New Technologies are Impacting Energy and Power Efficiency
To help hyperscale data center deploy racks faster, with fewer errors, and a lot more efficiency, Server Technology recently implemented a feature that allows for the automated configuration of PDUs.
Basically, Zero Touch Provisioning (ZTP) is implemented via specific DHCP server options and Server Technology’s Configuration (STIC) protocol in conjunction with a simple TFTP server configuration pull. This process allows PDUs to be provisioned during the initial boot up, or whenever needed, to automate network setup, user permission updates, or other changes to the PDU configuration as needed.
ZTP allows for very fast deployment, one key to getting your networked PDUs up and running quickly. As soon as these units are up, they immediately begin to provide critical power and control information, as well as environmental monitoring within your data center. Remember, the ultimate reward for utilizing intelligent PDUs is the ability to gather valuable data points, monitor and control power, and make better decisions around capacity.
ZTP is well-suited to hyperscale environments. These types of systems help:
· Reduce time and cost for deployments
· Automate processes to help minimize configuration errors
· Eliminate the need for extra equipment

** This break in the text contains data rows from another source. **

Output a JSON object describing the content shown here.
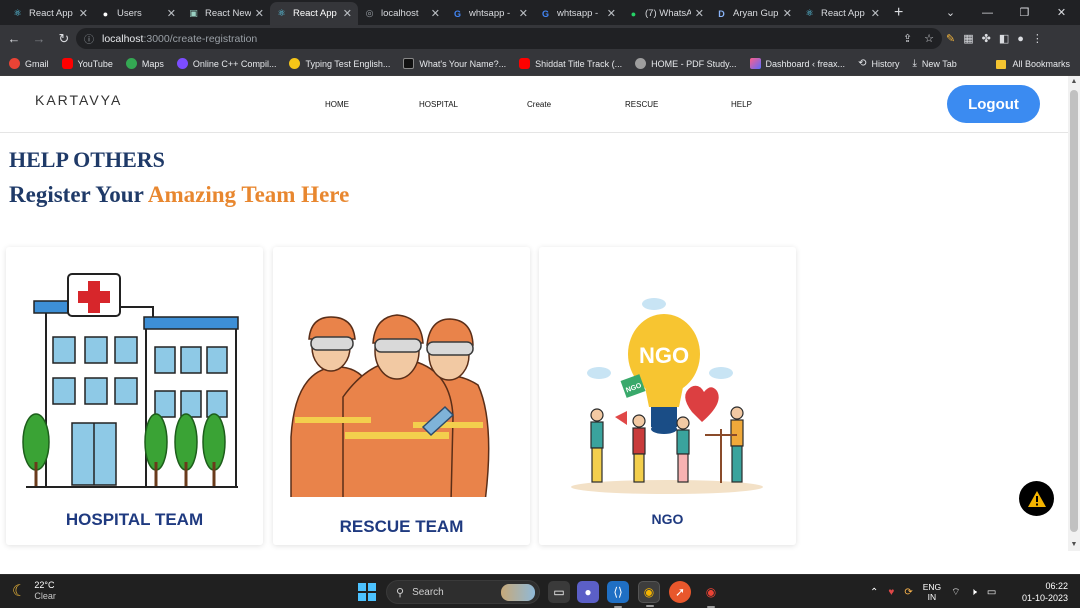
{
  "browser": {
    "tabs": [
      {
        "label": "React App",
        "icon": "react-icon",
        "active": false
      },
      {
        "label": "Users",
        "icon": "github-icon",
        "active": false
      },
      {
        "label": "React New",
        "icon": "codesandbox-icon",
        "active": false
      },
      {
        "label": "React App",
        "icon": "react-icon",
        "active": true
      },
      {
        "label": "localhost",
        "icon": "globe-icon",
        "active": false
      },
      {
        "label": "whtsapp -",
        "icon": "google-icon",
        "active": false
      },
      {
        "label": "whtsapp -",
        "icon": "google-icon",
        "active": false
      },
      {
        "label": "(7) WhatsA",
        "icon": "whatsapp-icon",
        "active": false
      },
      {
        "label": "Aryan Gup",
        "icon": "d-icon",
        "active": false
      },
      {
        "label": "React App",
        "icon": "react-icon",
        "active": false
      }
    ],
    "url_host": "localhost",
    "url_path": ":3000/create-registration",
    "bookmarks": [
      {
        "label": "Gmail",
        "color": "#ea4335"
      },
      {
        "label": "YouTube",
        "color": "#ff0000"
      },
      {
        "label": "Maps",
        "color": "#34a853"
      },
      {
        "label": "Online C++ Compil...",
        "color": "#7c4dff"
      },
      {
        "label": "Typing Test English...",
        "color": "#f5c518"
      },
      {
        "label": "What's Your Name?...",
        "color": "#111111"
      },
      {
        "label": "Shiddat Title Track (...",
        "color": "#ff0000"
      },
      {
        "label": "HOME - PDF Study...",
        "color": "#9e9e9e"
      },
      {
        "label": "Dashboard ‹ freax...",
        "color": "#ff5e8a"
      },
      {
        "label": "History",
        "color": "#dadce0"
      },
      {
        "label": "New Tab",
        "color": "#dadce0"
      }
    ],
    "all_bookmarks": "All Bookmarks"
  },
  "site": {
    "logo": "KARTAVYA",
    "nav": [
      "HOME",
      "HOSPITAL",
      "Create",
      "RESCUE",
      "HELP"
    ],
    "logout_label": "Logout",
    "heading": "HELP OTHERS",
    "subheading_start": "Register Your ",
    "subheading_accent": "Amazing Team Here",
    "cards": [
      {
        "title": "HOSPITAL TEAM"
      },
      {
        "title": "RESCUE TEAM"
      },
      {
        "title": "NGO"
      }
    ],
    "ngo_bulb_text": "NGO",
    "ngo_flag_text": "NGO"
  },
  "taskbar": {
    "temperature": "22°C",
    "condition": "Clear",
    "search_placeholder": "Search",
    "lang_top": "ENG",
    "lang_bottom": "IN",
    "time": "06:22",
    "date": "01-10-2023"
  },
  "colors": {
    "navy": "#1f3a68",
    "orange": "#e8872f",
    "logout_blue": "#3b8bf1"
  }
}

· Bring improved scalability and energy efficiency
· Allows administrators to deploy racks at rapid speeds for hyperscale requirements
Here’s the other cool part – you’re coupling ZTP systems with next-generation High Density Outlet Technology (HDOT). So, not only are you automating the delivery of PDUs into hyperscale data centers, you’re also leveraging powerful density capabilities with outlet technologies. High power densities and reduced cabinet space require new and innovative PDU systems. With Server Technology’s new outlet system, you provide industry standard C13 and C19 outlets in a drastically reduced footprint. In planning for future designs, HDOT helps combat the limited physical space that PDUs compete for in the data center rack. Solutions like those from Server Technology now leverage High Density Outlet Technology (HDOT).
Within a hyperscale ecosystem, gathering critical pieces of information is key to success. With networked PDU deployments, you can integrate automation and data intelligence with your management architecture. This is why, when creating hyperscale capabilities, it’s crucial that organizations choose rack PDUs with remote monitoring and management capabilities. These types of solutions help deliver more data center intelligence, greatly improve power provisioning, and help you with capacity planning and remote control.
Hyperscale data centers are built with scale in mind and the ability to meet the needs of emerging use-cases. With new demands like big data, artificial intelligence, and other cloud applications all impacting how hyperscale organizations leverage their critical resources, hyperscale data center solutions will need to make scale-out and optimization easier. This translates to leveraging technologies that can help manage your most critical data center components. Hyperscale capabilities will continue to revolve around the intelligent delivery of resources while still improving efficiency. Managing power and automating the delivery of PDUs, for example, is a great way to design high-density hyperscale solutions.